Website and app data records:
────────────────────────────────────────
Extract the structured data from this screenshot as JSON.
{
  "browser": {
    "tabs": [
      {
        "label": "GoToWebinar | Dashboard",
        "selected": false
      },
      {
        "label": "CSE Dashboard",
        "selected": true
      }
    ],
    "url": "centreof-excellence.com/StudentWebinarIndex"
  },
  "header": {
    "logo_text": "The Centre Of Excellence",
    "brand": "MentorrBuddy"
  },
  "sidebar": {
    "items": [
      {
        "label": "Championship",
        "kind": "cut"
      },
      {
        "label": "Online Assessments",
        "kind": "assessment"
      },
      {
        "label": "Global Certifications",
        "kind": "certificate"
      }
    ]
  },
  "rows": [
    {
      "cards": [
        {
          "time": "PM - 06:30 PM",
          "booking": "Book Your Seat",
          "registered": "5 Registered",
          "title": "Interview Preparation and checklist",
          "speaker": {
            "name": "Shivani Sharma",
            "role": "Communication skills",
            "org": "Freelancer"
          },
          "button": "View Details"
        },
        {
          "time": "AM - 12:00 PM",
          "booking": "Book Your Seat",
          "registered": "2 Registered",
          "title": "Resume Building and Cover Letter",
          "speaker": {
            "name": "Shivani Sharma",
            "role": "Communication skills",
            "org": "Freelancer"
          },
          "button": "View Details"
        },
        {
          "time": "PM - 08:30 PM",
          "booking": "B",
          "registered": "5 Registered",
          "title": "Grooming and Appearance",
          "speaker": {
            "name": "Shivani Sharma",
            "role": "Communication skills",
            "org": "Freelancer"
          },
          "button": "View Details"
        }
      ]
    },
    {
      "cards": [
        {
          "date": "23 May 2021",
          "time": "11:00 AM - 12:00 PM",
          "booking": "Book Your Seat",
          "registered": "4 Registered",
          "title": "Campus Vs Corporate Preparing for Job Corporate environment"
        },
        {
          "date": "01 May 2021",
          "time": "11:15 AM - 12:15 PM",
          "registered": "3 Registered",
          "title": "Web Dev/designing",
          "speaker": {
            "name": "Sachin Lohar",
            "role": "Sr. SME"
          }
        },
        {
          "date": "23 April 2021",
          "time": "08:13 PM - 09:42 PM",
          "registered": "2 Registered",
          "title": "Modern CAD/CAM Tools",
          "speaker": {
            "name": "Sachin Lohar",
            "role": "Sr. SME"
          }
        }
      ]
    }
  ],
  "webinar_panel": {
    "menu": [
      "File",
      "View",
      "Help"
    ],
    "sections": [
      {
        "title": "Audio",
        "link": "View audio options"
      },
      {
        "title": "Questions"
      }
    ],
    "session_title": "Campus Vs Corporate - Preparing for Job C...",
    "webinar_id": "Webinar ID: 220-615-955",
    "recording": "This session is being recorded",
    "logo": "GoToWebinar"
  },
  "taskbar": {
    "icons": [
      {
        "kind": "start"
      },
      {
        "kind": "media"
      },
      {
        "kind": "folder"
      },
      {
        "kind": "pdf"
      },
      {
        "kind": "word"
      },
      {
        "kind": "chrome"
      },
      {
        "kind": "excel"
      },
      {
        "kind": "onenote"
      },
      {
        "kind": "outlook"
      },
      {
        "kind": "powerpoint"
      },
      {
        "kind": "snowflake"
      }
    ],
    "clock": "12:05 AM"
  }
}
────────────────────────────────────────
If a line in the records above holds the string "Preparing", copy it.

          "title": "Campus Vs Corporate Preparing for Job Corporate environment"
    "session_title": "Campus Vs Corporate - Preparing for Job C...",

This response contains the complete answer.